06 July 2015

FMA settlement with Hanover defendants provides $18 million compensation for investors

Media release
MR No. 2015 – 029
6 July

The Financial Markets Authority (FMA) has reached a settlement of its civil proceedings against the former directors of Hanover Finance Ltd (HFL), Hanover Capital Ltd (HCL), United Finance Ltd (UFL), together known as the Hanover finance companies, and the former directors of a parent firm, Hanover Group Ltd.  As part of the settlement, $18 million will be distributed to eligible investors who invested in the Hanover finance companies in the period from 7 December 2007 to 23 July 2008.

The directors of the Hanover finance companies (HFL, HCL and UFL) are Mark Hotchin, Gregory Muir, Tipene O'Regan, and Bruce Gordon.  The directors of Hanover Group Ltd (HGL), which the FMA alleges was a promoter of offers made by the three Hanover finance companies, were Eric Watson and Dennis Broit.
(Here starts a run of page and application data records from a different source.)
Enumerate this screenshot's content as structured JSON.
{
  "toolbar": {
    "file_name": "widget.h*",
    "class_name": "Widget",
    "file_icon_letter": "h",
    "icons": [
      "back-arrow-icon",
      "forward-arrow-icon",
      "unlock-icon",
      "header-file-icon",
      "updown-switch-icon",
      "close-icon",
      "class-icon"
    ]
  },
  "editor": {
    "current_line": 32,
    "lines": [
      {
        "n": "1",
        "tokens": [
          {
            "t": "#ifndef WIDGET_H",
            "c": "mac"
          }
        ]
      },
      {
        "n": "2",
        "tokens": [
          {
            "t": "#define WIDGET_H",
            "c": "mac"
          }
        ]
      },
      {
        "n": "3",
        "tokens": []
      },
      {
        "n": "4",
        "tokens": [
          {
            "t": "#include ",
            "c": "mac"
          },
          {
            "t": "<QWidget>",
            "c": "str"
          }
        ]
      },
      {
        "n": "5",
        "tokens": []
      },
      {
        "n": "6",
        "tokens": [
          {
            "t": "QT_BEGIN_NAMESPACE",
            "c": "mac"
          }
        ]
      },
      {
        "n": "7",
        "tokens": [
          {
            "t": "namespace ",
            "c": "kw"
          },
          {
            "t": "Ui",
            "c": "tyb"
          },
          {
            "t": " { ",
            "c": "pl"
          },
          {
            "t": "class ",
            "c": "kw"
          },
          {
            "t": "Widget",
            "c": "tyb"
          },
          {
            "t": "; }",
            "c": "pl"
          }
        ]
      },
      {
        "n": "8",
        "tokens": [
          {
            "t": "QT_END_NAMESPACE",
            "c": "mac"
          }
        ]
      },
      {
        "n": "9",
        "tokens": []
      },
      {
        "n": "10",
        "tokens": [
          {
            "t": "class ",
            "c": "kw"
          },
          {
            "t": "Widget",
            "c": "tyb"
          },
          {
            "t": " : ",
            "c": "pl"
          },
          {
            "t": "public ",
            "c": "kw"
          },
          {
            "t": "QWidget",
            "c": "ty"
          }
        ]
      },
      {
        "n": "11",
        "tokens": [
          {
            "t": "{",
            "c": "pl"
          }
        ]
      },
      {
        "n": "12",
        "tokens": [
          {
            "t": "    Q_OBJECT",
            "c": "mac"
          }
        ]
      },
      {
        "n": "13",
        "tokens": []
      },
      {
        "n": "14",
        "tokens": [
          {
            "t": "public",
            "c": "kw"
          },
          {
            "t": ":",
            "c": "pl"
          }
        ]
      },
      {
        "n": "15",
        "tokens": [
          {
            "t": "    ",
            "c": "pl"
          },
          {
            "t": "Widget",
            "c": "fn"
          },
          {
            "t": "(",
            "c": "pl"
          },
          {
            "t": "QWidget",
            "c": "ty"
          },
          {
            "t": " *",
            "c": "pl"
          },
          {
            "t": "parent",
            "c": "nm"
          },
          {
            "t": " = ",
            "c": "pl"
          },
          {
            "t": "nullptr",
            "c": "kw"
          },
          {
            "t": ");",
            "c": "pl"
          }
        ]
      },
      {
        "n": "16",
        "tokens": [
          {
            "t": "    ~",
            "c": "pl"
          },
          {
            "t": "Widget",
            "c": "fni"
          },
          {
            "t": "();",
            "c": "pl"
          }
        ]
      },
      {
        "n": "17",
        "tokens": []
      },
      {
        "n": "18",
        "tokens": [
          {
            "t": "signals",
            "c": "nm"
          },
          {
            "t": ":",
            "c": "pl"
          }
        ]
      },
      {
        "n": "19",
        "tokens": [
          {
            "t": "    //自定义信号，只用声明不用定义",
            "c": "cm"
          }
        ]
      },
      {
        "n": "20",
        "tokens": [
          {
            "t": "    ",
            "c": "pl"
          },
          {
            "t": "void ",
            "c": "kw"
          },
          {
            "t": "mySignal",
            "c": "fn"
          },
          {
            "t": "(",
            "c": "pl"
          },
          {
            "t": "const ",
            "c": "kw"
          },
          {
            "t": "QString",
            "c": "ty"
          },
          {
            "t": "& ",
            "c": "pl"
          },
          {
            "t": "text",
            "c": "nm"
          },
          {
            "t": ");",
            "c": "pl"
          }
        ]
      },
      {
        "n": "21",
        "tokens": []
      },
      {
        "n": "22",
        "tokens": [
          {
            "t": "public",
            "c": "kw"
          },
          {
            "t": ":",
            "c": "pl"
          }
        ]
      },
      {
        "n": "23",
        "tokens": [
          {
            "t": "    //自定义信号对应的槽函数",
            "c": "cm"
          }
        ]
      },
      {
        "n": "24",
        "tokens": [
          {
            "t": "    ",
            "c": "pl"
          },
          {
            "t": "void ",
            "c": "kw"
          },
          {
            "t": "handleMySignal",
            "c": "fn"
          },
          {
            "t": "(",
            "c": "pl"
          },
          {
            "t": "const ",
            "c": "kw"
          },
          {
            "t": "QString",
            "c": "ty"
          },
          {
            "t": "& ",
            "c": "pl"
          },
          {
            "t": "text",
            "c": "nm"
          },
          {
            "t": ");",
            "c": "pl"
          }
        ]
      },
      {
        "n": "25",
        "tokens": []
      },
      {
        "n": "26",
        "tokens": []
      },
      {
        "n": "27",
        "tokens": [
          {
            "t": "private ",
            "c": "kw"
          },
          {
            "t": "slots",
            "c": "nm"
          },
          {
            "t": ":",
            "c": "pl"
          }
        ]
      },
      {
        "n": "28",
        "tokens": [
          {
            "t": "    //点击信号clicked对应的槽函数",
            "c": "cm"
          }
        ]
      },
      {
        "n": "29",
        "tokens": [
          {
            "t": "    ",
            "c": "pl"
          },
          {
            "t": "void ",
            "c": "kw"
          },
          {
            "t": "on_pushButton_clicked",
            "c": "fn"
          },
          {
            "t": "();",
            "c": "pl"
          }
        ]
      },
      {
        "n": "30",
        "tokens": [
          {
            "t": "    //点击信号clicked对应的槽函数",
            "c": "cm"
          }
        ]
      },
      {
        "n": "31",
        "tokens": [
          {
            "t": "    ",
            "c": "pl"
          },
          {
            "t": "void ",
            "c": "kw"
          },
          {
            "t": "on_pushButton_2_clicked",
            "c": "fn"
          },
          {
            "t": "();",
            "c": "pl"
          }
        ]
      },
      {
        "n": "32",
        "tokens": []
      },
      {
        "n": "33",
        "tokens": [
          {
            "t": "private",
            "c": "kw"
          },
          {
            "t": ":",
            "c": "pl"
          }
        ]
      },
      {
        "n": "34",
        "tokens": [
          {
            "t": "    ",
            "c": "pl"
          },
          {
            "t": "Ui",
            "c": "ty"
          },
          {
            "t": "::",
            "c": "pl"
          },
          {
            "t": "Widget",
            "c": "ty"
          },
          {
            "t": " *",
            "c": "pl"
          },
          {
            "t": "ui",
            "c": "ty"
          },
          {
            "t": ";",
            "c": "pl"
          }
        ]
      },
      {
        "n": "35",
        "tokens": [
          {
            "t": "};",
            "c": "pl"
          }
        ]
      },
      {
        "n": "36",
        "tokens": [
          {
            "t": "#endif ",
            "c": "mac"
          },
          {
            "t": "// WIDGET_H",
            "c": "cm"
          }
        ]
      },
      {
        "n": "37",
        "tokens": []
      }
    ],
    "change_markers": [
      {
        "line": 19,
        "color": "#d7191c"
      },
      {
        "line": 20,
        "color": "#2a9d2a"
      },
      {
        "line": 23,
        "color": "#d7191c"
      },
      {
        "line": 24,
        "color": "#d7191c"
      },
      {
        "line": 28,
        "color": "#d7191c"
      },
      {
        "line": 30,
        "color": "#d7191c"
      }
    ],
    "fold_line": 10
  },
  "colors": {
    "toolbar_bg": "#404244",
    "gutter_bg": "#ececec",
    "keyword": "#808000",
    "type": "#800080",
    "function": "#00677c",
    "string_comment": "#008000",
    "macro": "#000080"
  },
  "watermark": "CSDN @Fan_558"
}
In the proceedings, the FMA claimed that prospectuses and advertisements distributed by HFL, HCL and UFL between December 2007 and July 2008 were misleading about the financial position of the companies in that period. The defendants deny liability and dispute the FMA’s claims.

FMA chief executive, Rob Everett, said the decision to reach a settlement was very carefully considered within the FMA and with its legal advisers, to determine how best to serve the interests of investors and the broader public.  The FMA believes that the terms of the settlement provide a better and earlier outcome for the relevant investors than going to court and also meet the FMA’s regulatory objectives in taking civil action.

In addition to the settlement payment, Messrs Hotchin, Muir, O’Regan and Gordon, directors of the Hanover finance companies, have given voluntary undertakings not to act as directors of a bank or non-bank deposit-taker until 1 May 2018, without the prior written approval of the FMA.  A breach of the undertakings can be enforced by the FMA through the Courts.

Mr Watson and Mr Broit, the directors of HGL, have given representations to the FMA that they do not intend, now or in the future, to act as directors of a bank or non-bank deposit-taker.

Mr Everett said, “we wanted to provide certainty and some compensation to investors in the 2007 offer.  We believe the compensation secured now is the best outcome for those investors. This payment is likely to be greater than any recovery that might have been available at the end of a trial.

“The undertakings and representations provided by the defendants meet the FMA’s regulatory objectives and hold the defendants to account. This ensures they will not be directors of bank or non-bank deposit takers for a period of time. Undertakings are used by the FMA to provide an element of protection for investors.”

Mr Everett noted that the outcome of any trial is always uncertain, that there is also the possibility of appeals, and this would postpone resolution for investors and for the public generally for several more years. “Any funds that may have been available for investors, from the defendants and their insurers, would have been largely reduced by the costs of a lengthy trial.”

The focus of the FMA’s investigation and civil proceedings was the offer made to investors in December 2007 and the related advertisements. The investors eligible for compensation are those who invested, or reinvested, in the Hanover finance companies on the basis of the information in these offer documents between 7 December 2007 and 23 July 2008, and who were not repaid in full.

The FMA Hanover case was about disclosure to investors. It highlights the importance of accurate disclosure and that investors are entitled to know the true financial position of any company where they have entrusted their money.

Mr Everett added, “While these proceedings were taken under the prevailing law at the time, the Securities Act 1978, the FMA is committed to working with issuers to drive prompt and effective disclosure and to embed the new disclosure regime under the Financial Markets Conduct Act, which came into effect in 2014.  These disclosure obligations are critical to ensuring investors can have confidence they are being fairly treated and accurately informed.”

The settlement agreement is published here.


Media inquiries:

Andrew Park

Ph. 021 220 6770 or 09 967 12 15, [email protected]

Notes on the compensation distribution process:

Deloitte has been engaged to manage the allocation and distribution of the settlement payment to eligible investors. Details of the distribution process and the criteria for eligibility are available on Deloitte’s website. Deloitte will shortly write to eligible investors about the next steps in the distribution process.

Investor inquiries for Deloitte contact 0800 HAN OVE (0800 426 683) or go to www.deloitte.com/nz/hanover

Notes on the release:

  • For the purposes of the settlement, a non-bank deposit-taker is defined in section 5, Non-Bank Deposit Takers Act 2013.
  • The FMA’s asset preservation orders over the assets of Mr Hotchin have been lifted as a result of the settlement.
  • The undertakings from the finance company directors can be enforced by the FMA through the courts if any one of the directors breaches the terms of the undertakings.
  • The representations from the alleged promoters Mr Watson and Mr Broit mean that if they should act in any way against the terms of those representations the FMA can re-commence proceedings against them at any time up to 30 October 2018.


Case: Hanover Finance, Hanover Capital & United Finance